Types of Fixed Income Instruments
Bonds - Corporate & Government (treasury) & Municipal
Bonds vary in maturity and risk.
Corporate bonds encompass investment grade bonds with a rating between AAA to BBB. Compared to government bonds, corporate bonds carry additional risk and hence, additional return to compensate the investor for taking on that risk. These kinds of bonds are issued by large corporations and maintain a level of safety but still provide higher returns than government bonds.
Shorter term bonds like Treasury notes are government bonds with lower yields because of their lower interest rate risk and higher liquidity. Longer duration bonds like Treasury bills are exposed to more interest rates move and hence more interest rate risk.
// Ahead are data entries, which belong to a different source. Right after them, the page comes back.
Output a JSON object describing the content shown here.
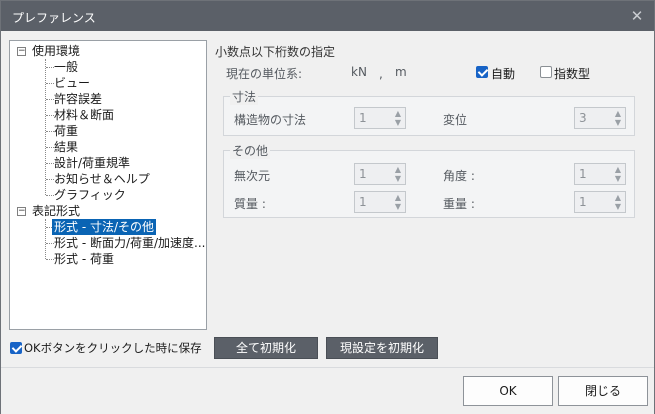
{
  "window": {
    "title": "プレファレンス"
  },
  "tree": {
    "root1": "使用環境",
    "root1_children": [
      "一般",
      "ビュー",
      "許容誤差",
      "材料＆断面",
      "荷重",
      "結果",
      "設計/荷重規準",
      "お知らせ＆ヘルプ",
      "グラフィック"
    ],
    "root2": "表記形式",
    "root2_children": [
      "形式 - 寸法/その他",
      "形式 - 断面力/荷重/加速度...",
      "形式 - 荷重"
    ],
    "selected": "形式 - 寸法/その他"
  },
  "panel": {
    "heading": "小数点以下桁数の指定",
    "unit_label": "現在の単位系:",
    "unit_force": "kN",
    "unit_sep": ",",
    "unit_length": "m",
    "auto_label": "自動",
    "auto_checked": true,
    "exp_label": "指数型",
    "exp_checked": false,
    "dim_group": {
      "title": "寸法",
      "structure_label": "構造物の寸法",
      "structure_value": "1",
      "disp_label": "変位",
      "disp_value": "3"
    },
    "other_group": {
      "title": "その他",
      "dimless_label": "無次元",
      "dimless_value": "1",
      "angle_label": "角度 :",
      "angle_value": "1",
      "mass_label": "質量 :",
      "mass_value": "1",
      "weight_label": "重量 :",
      "weight_value": "1"
    }
  },
  "bottom": {
    "save_on_ok_label": "OKボタンをクリックした時に保存",
    "save_on_ok_checked": true,
    "reset_all_label": "全て初期化",
    "reset_current_label": "現設定を初期化"
  },
  "footer": {
    "ok_label": "OK",
    "close_label": "閉じる"
  }
}
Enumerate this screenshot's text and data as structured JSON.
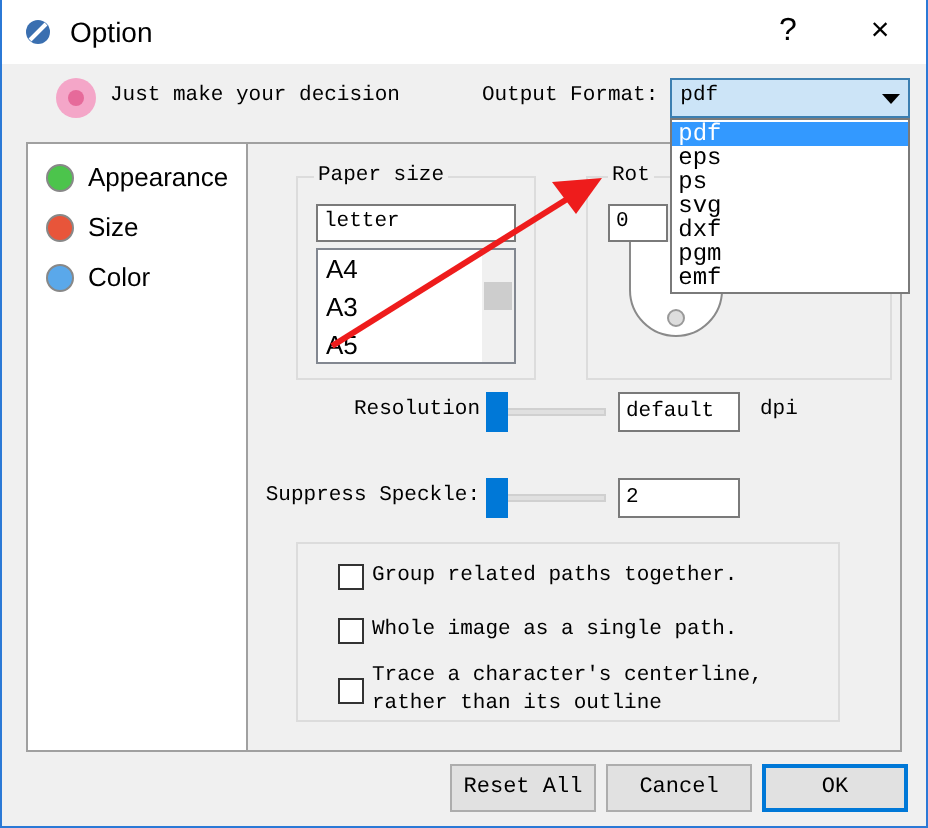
{
  "window": {
    "title": "Option",
    "buttons": [
      "?",
      "×"
    ]
  },
  "header": {
    "message": "Just make your decision",
    "output_label": "Output Format:",
    "output_value": "pdf",
    "dropdown_open": true,
    "options": [
      {
        "label": "pdf",
        "selected": true
      },
      {
        "label": "eps",
        "selected": false
      },
      {
        "label": "ps",
        "selected": false
      },
      {
        "label": "svg",
        "selected": false
      },
      {
        "label": "dxf",
        "selected": false
      },
      {
        "label": "pgm",
        "selected": false
      },
      {
        "label": "emf",
        "selected": false
      }
    ]
  },
  "sidebar": {
    "items": [
      {
        "label": "Appearance",
        "color": "#4cc44c"
      },
      {
        "label": "Size",
        "color": "#e8553a"
      },
      {
        "label": "Color",
        "color": "#5aa8ea"
      }
    ]
  },
  "paper": {
    "title": "Paper size",
    "value": "letter",
    "items": [
      "A4",
      "A3",
      "A5"
    ]
  },
  "rotation": {
    "title": "Rot",
    "value": "0"
  },
  "sliders": [
    {
      "label": "Resolution",
      "level": 0,
      "value": "default",
      "unit": "dpi"
    },
    {
      "label": "Suppress Speckle:",
      "level": 0,
      "value": "2"
    }
  ],
  "checks": [
    {
      "label": "Group related paths together.",
      "checked": false
    },
    {
      "label": "Whole image as a single path.",
      "checked": false
    },
    {
      "label": "Trace a character's centerline,\nrather than its outline",
      "checked": false
    }
  ],
  "buttons": [
    {
      "label": "Reset All",
      "default": false
    },
    {
      "label": "Cancel",
      "default": false
    },
    {
      "label": "OK",
      "default": true
    }
  ]
}
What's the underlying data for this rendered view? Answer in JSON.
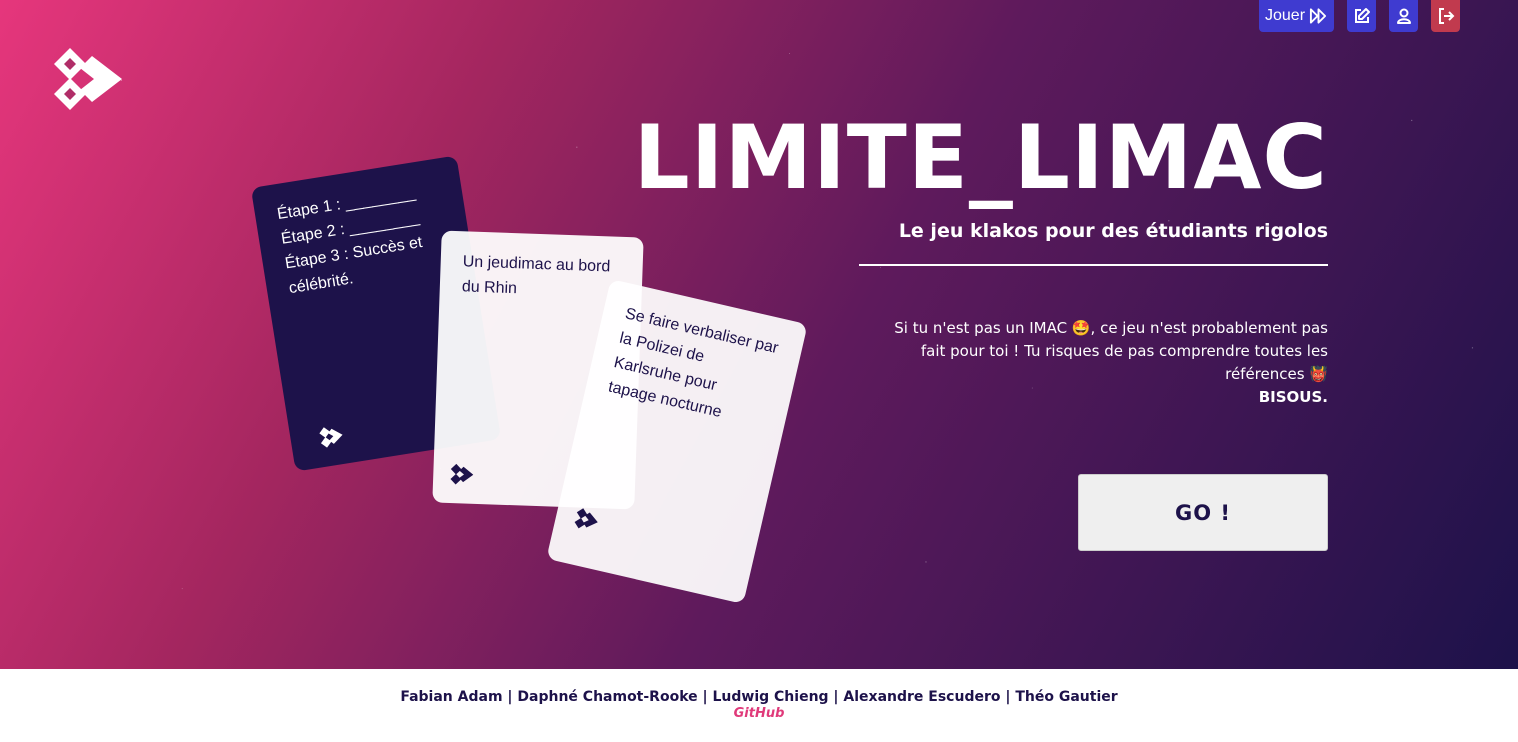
{
  "nav": {
    "play_label": "Jouer",
    "play_icon": "fast-forward-icon",
    "edit_icon": "edit-icon",
    "account_icon": "user-icon",
    "logout_icon": "logout-icon",
    "accent": "#3f3bd0",
    "logout_color": "#c13a4e"
  },
  "hero": {
    "title": "LIMITE_LIMAC",
    "subtitle": "Le jeu klakos pour des étudiants rigolos",
    "description": "Si tu n'est pas un IMAC 🤩, ce jeu n'est probablement pas fait pour toi ! Tu risques de pas comprendre toutes les références 👹",
    "description_bold": "BISOUS.",
    "go_button": "GO !"
  },
  "cards": {
    "dark": {
      "lines": [
        "Étape 1 : ________",
        "Étape 2 : ________",
        "Étape 3 : Succès et célébrité."
      ]
    },
    "white_1": {
      "text": "Un jeudimac au bord du Rhin"
    },
    "white_2": {
      "text": "Se faire verbaliser par la Polizei de Karlsruhe pour tapage nocturne"
    }
  },
  "footer": {
    "credits": "Fabian Adam | Daphné Chamot-Rooke | Ludwig Chieng | Alexandre Escudero | Théo Gautier",
    "github": "GitHub"
  },
  "colors": {
    "gradient_start": "#e6367c",
    "gradient_end": "#1d124a",
    "dark_card": "#1d124a",
    "github_link": "#e03a7a"
  }
}
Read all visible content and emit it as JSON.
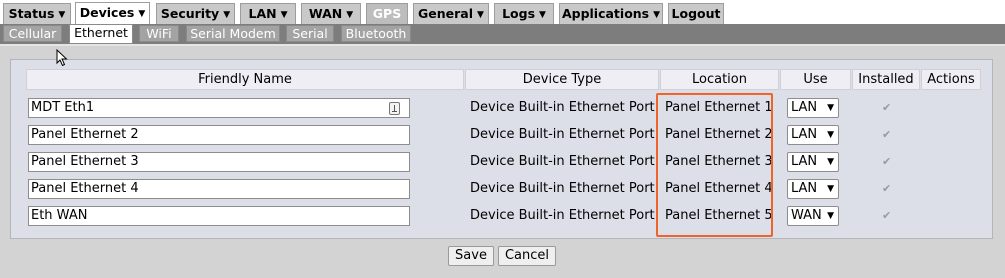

However, interest rates on government bonds are expected to decrease as the economy weakens so there may be too little income to be gained here.
Municipal bonds are issued by branches of the government - a city, state or government agency. These bonds are usually tax-free and investors buy them for their tax benefits. However, the market is dominated by small investors which makes the municipal bonds market not as efficient as other bond markets.
Fixed income ETFs or Mutual Funds
By investing in bond ETFs and mutual funds, the investor does not have to choose a single government or corporate bond. By purchasing ETFs and mutual funds, investors skip paying premiums and even get a discount for buying a large number of bonds. The Vanguard Long-Term Bond ETF provides investors with broad exposure, potentially higher returns and lesser risk.
A high-yield bond is described by its higher yield and higher risk than a normal fixed-income bond. It’s also known as a junk bond because its credit rating classifies it as non-investment grade. Investors purchase this asset to gain a competitive expected rate of return, similar to investing in the equity market but with lesser volatility. However, these bonds come with a high default risk as they are issued by companies with high debt ratios. Sometimes these bonds may just be from companies which lost good credit ratings due to previous defaults.
Preferred Stock (kinda)
Preferred stock contains characteristics that would classify it as both an equity and fixed income security. On top of that, preferred stocks are impacted by changes in interest rates. For example, when interest rates fall, the value of preferred stock increases and continues to provide dividend payments, almost in a coupon payment form. Preferred stock is also issued by larger-scale companies like insurance companies and banks - so they carry more guarantee of performance than buying common stock in a small capitalization asset.